Let’s step back, for a hot second, and consider what Wikipedia’s Arbitration Committee was actually deciding here. They were not, to be perfectly clear, ruling on the issues of Gamergate or the content of the Gamergate Wikipedia page. Rather, “ArbCom” — as Wikipedians call it! — is charged with judging the behavior of the site editors. Think of them like referees at a particularly brutal soccer game: They can dish out red cards and penalties to individual players, but they don’t actually decide which side should win.
There were many, many penalties to be considered at this particular game. Anti-Gamergaters claimed that their sworn enemies were “weaponizing Wikipedia” to promote a misogynist agenda and slander women in the gaming industry. Pro-Gamergaters identified five feminist Wikipedia editors whom they accused of bias and wanted driven off the site. Both sides alleged that organized factions plotted how to manipulate Wikipedia off-site, and then dove into the encyclopedia to carry out their ideological campaigns.
These accusations should sound fairly familiar because they’re issues Wikipedia faces with some regularity. On a site anybody can edit, how do you keep pranksters, libelists, PR firms and motivated ideologues from dropping in and mucking everything up? More pressingly, perhaps, how do you get all these different people to agree on one version of a controversial story?

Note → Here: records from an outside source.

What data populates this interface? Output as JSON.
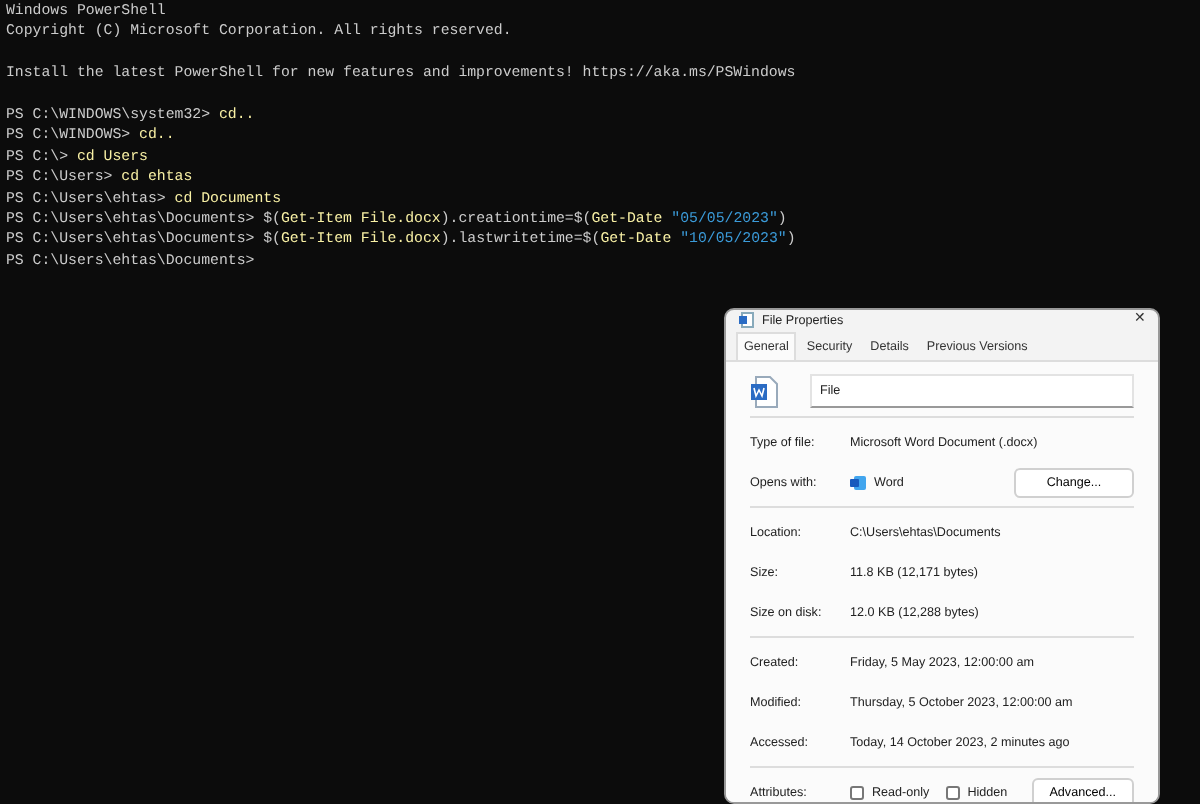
{
  "terminal": {
    "lines": [
      [
        {
          "kind": "plain",
          "text": "Windows PowerShell"
        }
      ],
      [
        {
          "kind": "plain",
          "text": "Copyright (C) Microsoft Corporation. All rights reserved."
        }
      ],
      {
        "kind": "blank"
      },
      [
        {
          "kind": "plain",
          "text": "Install the latest PowerShell for new features and improvements! https://aka.ms/PSWindows"
        }
      ],
      {
        "kind": "blank"
      },
      [
        {
          "kind": "plain",
          "text": "PS C:\\WINDOWS\\system32> "
        },
        {
          "kind": "cmd",
          "text": "cd.."
        }
      ],
      [
        {
          "kind": "plain",
          "text": "PS C:\\WINDOWS> "
        },
        {
          "kind": "cmd",
          "text": "cd.."
        }
      ],
      [
        {
          "kind": "plain",
          "text": "PS C:\\> "
        },
        {
          "kind": "cmd",
          "text": "cd Users"
        }
      ],
      [
        {
          "kind": "plain",
          "text": "PS C:\\Users> "
        },
        {
          "kind": "cmd",
          "text": "cd ehtas"
        }
      ],
      [
        {
          "kind": "plain",
          "text": "PS C:\\Users\\ehtas> "
        },
        {
          "kind": "cmd",
          "text": "cd Documents"
        }
      ],
      [
        {
          "kind": "plain",
          "text": "PS C:\\Users\\ehtas\\Documents> $("
        },
        {
          "kind": "cmd",
          "text": "Get-Item File.docx"
        },
        {
          "kind": "plain",
          "text": ").creationtime=$("
        },
        {
          "kind": "cmd",
          "text": "Get-Date "
        },
        {
          "kind": "str",
          "text": "\"05/05/2023\""
        },
        {
          "kind": "plain",
          "text": ")"
        }
      ],
      [
        {
          "kind": "plain",
          "text": "PS C:\\Users\\ehtas\\Documents> $("
        },
        {
          "kind": "cmd",
          "text": "Get-Item File.docx"
        },
        {
          "kind": "plain",
          "text": ").lastwritetime=$("
        },
        {
          "kind": "cmd",
          "text": "Get-Date "
        },
        {
          "kind": "str",
          "text": "\"10/05/2023\""
        },
        {
          "kind": "plain",
          "text": ")"
        }
      ],
      [
        {
          "kind": "plain",
          "text": "PS C:\\Users\\ehtas\\Documents>"
        }
      ]
    ]
  },
  "dialog": {
    "title": "File Properties",
    "close": "✕",
    "tabs": [
      {
        "label": "General",
        "selected": true
      },
      {
        "label": "Security",
        "selected": false
      },
      {
        "label": "Details",
        "selected": false
      },
      {
        "label": "Previous Versions",
        "selected": false
      }
    ],
    "file_name": "File",
    "groups": [
      [
        {
          "kind": "text",
          "label": "Type of file:",
          "value": "Microsoft Word Document (.docx)"
        },
        {
          "kind": "opens",
          "label": "Opens with:",
          "value": "Word",
          "button": "Change..."
        }
      ],
      [
        {
          "kind": "text",
          "label": "Location:",
          "value": "C:\\Users\\ehtas\\Documents"
        },
        {
          "kind": "text",
          "label": "Size:",
          "value": "11.8 KB (12,171 bytes)"
        },
        {
          "kind": "text",
          "label": "Size on disk:",
          "value": "12.0 KB (12,288 bytes)"
        }
      ],
      [
        {
          "kind": "text",
          "label": "Created:",
          "value": "Friday, 5 May 2023, 12:00:00 am"
        },
        {
          "kind": "text",
          "label": "Modified:",
          "value": "Thursday, 5 October 2023, 12:00:00 am"
        },
        {
          "kind": "text",
          "label": "Accessed:",
          "value": "Today, 14 October 2023, 2 minutes ago"
        }
      ],
      [
        {
          "kind": "attrs",
          "label": "Attributes:",
          "checks": [
            {
              "label": "Read-only",
              "checked": false
            },
            {
              "label": "Hidden",
              "checked": false
            }
          ],
          "button": "Advanced..."
        }
      ]
    ]
  }
}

“For Wikipedia to represent the sum of all knowledge, it has to be a place where people can collaborate and disagree constructively even on difficult topics,” the Wikimedia Foundation’s Katherine Maher said in a statement on the case. “It has to be a place that is welcoming for all voices.”
To that end, ArbCom dolled out a whole pile of penalties in the Gamergate case. One longtime anti-Gamergate editor, who had been sanctioned for other rule-breaking in the past, was banned from the site indefinitely. (“Wikipedia is bull****,” he wrote on Twitter, as pro-GGers celebrated his fall.) Meanwhile, several other editors from both sides of the debate were banned from editing articles related to Gamergate or gender, and several more were kindly asked to “better conduct themselves” in the future.
As for the Gamergate article itself — which serves, via its top rank on Google, as the Internet’s final record on the topic — ArbCom asked “knowledgeable and non-conflicted users” to review it “for adherence to Wikipedia policies.” Per Wikipedia policy, articles can’t slander or skew the lives of living people, and must draw their facts from “reliable sources.”
But soft asks like this are cheap, of course, and reliability is relative. Before the decision had even been finalized, Wikipedians had created a page for it — based entirely on a flawed story in the Guardian.
Solving that problem was, of course, not ArbCom’s explicit mandate. And members of the group are hopeful that by censuring some of the worst, most biased offenders, they’ll inch the Gamergate page — and all of Wikipedia — closer to objective truth.
But given all the ongoing drama, one wonders if there can ever be such a thing. Perhaps consensus doesn’t always work. Maybe even very well-meaning people can’t transcend their own inherent, unvoiced biases to the point of absolute objectivity.
Maybe human knowledge has its limits, even when it’s summed.